• _REQUIREMENT_: Return each of the entries below precisely as it appears.

[[ TASK INPUT open ]]

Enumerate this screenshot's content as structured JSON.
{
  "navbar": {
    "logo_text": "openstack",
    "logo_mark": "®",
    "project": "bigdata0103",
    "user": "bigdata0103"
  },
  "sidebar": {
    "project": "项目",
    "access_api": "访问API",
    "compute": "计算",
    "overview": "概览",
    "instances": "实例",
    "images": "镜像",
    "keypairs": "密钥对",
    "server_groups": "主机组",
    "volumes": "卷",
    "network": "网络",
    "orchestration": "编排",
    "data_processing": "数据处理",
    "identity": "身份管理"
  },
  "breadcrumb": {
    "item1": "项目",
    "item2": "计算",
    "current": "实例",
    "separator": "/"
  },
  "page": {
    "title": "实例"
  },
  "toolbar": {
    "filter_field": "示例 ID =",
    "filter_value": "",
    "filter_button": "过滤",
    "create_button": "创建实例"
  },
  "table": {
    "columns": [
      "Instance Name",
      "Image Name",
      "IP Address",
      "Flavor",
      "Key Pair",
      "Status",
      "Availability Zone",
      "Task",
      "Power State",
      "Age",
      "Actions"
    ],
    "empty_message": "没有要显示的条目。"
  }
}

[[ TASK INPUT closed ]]

• _RESULT BELOW_:
Enumerate this screenshot's content as structured JSON.
{
  "navbar": {
    "logo_text": "openstack",
    "logo_mark": "®",
    "project": "bigdata0103",
    "user": "bigdata0103"
  },
  "sidebar": {
    "project": "项目",
    "access_api": "访问API",
    "compute": "计算",
    "overview": "概览",
    "instances": "实例",
    "images": "镜像",
    "keypairs": "密钥对",
    "server_groups": "主机组",
    "volumes": "卷",
    "network": "网络",
    "orchestration": "编排",
    "data_processing": "数据处理",
    "identity": "身份管理"
  },
  "breadcrumb": {
    "item1": "项目",
    "item2": "计算",
    "current": "实例",
    "separator": "/"
  },
  "page": {
    "title": "实例"
  },
  "toolbar": {
    "filter_field": "示例 ID =",
    "filter_value": "",
    "filter_button": "过滤",
    "create_button": "创建实例"
  },
  "table": {
    "columns": [
      "Instance Name",
      "Image Name",
      "IP Address",
      "Flavor",
      "Key Pair",
      "Status",
      "Availability Zone",
      "Task",
      "Power State",
      "Age",
      "Actions"
    ],
    "empty_message": "没有要显示的条目。"
  }
}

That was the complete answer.